An intense blast of wind is being blamed for heavy storm damage southwest of Ottawa on Monday.

Hail damage to siding looked like bullet holes and trees were uprooted from the concrete in Beckwith Township during a storm that lasted 15 minutes.

“It really looked like a war zone,” said Douglas Bailey, whose shed was knocked onto his car and canoe sent flying 300 feet.

“I was trying to keep the front doors from caving in . . . water was coming up under the front doors, I had towels jammed in there.”

Mike Traill said he won’t be able to return home for two to four weeks after a group of nine ash trees were knocked onto his home like dominoes.

“We read about it and see it in the newspaper, but not this close to home,” he said.

Environment Canada investigators said damage there wasn’t caused by a tornado, but rather a microburst of very strong winds around 4 p.m.

“The wind and the rain occurred at the same time and that is also consistent with what happens during a microburst, not what we would see with a tornado,” said Peter Kimbell with Environment Canada.

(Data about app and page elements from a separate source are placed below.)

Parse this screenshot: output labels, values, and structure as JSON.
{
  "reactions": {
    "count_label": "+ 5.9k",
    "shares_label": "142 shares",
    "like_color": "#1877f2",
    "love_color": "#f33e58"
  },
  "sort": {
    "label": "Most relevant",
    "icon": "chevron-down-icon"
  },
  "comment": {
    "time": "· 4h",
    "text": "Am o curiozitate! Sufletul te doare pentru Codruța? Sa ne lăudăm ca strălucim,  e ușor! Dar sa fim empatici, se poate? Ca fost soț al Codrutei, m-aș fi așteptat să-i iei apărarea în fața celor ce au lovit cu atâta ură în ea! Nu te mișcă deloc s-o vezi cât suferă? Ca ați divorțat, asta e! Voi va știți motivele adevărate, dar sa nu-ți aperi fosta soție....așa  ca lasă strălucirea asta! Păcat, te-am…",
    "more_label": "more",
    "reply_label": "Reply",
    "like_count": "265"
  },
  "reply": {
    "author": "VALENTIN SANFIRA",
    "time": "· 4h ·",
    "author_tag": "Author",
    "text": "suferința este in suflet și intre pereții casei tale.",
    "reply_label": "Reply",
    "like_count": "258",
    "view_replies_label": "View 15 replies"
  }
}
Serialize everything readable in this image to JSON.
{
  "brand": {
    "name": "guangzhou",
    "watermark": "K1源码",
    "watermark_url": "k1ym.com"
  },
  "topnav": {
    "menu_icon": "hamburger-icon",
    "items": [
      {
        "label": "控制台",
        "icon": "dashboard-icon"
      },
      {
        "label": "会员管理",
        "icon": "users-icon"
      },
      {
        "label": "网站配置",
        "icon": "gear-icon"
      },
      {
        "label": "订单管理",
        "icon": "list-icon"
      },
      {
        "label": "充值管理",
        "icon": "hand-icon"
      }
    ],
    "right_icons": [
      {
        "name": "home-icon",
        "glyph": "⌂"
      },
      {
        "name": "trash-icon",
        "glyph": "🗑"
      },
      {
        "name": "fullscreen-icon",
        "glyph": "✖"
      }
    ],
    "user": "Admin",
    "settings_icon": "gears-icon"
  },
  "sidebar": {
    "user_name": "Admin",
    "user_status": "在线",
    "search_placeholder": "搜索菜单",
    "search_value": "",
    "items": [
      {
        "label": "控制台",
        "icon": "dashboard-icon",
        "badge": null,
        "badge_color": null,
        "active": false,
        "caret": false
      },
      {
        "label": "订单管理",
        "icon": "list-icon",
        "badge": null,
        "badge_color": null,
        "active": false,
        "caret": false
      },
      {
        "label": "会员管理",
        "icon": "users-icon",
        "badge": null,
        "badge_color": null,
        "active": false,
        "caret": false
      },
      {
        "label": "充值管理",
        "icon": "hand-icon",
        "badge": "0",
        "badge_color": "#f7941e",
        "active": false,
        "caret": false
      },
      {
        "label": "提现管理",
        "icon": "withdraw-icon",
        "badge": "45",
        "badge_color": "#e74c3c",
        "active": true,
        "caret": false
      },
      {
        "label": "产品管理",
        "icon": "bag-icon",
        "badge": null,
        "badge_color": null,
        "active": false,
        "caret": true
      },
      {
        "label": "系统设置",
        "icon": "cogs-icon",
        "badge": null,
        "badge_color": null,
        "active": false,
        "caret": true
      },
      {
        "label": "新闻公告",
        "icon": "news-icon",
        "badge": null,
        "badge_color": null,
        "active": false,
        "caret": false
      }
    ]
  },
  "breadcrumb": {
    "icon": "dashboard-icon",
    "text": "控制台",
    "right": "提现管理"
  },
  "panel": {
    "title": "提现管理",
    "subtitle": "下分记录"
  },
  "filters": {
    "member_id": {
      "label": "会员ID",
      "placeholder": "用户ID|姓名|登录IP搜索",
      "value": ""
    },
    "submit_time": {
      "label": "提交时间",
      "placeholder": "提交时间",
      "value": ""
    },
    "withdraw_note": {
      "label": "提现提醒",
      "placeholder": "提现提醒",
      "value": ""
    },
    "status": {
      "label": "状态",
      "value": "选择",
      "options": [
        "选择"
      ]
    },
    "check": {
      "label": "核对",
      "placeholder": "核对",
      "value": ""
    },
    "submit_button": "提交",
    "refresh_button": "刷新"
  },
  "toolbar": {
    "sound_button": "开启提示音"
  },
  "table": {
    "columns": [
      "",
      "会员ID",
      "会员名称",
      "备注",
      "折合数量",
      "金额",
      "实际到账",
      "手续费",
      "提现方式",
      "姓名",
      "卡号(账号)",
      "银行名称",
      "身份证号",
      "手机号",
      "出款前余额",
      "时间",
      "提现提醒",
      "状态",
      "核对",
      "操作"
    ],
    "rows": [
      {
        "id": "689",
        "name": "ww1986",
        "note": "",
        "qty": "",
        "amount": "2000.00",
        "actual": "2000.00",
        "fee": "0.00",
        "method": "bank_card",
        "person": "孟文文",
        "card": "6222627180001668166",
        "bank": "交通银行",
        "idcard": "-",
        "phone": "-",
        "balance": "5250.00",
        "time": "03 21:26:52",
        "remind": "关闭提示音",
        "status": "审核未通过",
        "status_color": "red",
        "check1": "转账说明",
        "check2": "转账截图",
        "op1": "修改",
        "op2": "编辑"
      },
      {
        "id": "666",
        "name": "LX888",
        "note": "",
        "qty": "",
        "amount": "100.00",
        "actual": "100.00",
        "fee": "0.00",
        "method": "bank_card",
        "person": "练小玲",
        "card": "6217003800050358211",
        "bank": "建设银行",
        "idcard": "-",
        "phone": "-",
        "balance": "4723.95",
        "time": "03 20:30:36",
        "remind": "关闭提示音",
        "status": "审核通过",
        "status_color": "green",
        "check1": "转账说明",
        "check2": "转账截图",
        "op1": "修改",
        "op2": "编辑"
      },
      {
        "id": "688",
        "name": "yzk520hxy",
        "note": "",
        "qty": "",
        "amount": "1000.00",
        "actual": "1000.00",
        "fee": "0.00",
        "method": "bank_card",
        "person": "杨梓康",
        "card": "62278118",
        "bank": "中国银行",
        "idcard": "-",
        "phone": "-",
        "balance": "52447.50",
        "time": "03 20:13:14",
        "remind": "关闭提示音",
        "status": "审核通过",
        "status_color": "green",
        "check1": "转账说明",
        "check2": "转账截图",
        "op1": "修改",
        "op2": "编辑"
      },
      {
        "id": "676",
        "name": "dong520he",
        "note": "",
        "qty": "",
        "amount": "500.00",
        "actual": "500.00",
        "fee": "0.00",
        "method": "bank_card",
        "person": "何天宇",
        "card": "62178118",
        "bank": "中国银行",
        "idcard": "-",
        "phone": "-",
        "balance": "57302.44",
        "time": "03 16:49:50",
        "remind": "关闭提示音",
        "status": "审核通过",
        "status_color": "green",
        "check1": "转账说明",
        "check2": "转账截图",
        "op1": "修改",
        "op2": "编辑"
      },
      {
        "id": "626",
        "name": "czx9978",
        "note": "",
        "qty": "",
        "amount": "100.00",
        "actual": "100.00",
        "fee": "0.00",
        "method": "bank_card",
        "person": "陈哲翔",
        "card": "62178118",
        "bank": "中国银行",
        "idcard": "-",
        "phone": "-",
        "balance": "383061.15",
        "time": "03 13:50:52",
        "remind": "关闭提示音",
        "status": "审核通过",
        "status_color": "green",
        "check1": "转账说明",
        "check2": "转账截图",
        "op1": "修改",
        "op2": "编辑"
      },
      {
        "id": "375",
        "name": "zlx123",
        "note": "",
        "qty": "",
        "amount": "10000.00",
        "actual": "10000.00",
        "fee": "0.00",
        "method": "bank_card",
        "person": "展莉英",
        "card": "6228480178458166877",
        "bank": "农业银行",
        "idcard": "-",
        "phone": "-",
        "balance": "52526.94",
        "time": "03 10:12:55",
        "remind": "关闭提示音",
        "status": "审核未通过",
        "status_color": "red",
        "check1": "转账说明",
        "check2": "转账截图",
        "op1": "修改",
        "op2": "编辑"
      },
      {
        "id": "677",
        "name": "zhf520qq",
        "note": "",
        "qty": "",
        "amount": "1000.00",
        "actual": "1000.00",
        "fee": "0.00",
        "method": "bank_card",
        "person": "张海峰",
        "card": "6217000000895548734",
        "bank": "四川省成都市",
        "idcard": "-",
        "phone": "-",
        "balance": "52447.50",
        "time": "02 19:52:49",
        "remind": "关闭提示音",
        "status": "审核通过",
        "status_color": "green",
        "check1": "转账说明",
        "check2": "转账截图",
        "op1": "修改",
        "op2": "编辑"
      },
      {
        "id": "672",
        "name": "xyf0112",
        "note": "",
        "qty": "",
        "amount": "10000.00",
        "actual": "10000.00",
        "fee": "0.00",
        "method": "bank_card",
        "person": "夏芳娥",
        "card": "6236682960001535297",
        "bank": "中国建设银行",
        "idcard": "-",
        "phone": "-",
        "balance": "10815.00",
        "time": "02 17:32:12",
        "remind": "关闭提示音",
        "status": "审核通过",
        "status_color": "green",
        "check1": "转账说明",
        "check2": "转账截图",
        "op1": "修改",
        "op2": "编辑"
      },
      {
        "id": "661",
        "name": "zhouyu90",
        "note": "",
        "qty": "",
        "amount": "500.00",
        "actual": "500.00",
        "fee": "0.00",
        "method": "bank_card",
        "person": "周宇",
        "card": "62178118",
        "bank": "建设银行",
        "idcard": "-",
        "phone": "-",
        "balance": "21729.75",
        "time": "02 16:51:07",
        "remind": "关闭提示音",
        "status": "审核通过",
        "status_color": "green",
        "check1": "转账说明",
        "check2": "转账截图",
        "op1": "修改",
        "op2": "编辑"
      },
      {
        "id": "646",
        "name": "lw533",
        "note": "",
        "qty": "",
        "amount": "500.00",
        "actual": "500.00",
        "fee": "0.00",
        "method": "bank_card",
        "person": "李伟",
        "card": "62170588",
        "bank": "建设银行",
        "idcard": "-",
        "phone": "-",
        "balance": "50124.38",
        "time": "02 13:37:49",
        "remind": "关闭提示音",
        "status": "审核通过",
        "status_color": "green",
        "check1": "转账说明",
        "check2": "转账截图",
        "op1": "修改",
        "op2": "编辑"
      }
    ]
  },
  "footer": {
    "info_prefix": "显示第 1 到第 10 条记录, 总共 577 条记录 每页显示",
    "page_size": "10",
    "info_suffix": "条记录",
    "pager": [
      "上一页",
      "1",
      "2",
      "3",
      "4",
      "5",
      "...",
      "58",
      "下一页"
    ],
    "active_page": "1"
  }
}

Larry Belanger said he was watching the storm from his back porch when trees started to fall.

“This is the worst I’ve ever seen,” he said. “The tree came down right in front of us, after that we were just in shock.”

Many residents said they did as much as they could to limit damage, as tying up boats and securing loose furniture did little good.

There are no reports of injuries, with about 700 people in the area still waiting to have power restored.

With a report from CTV Ottawa’s John Hua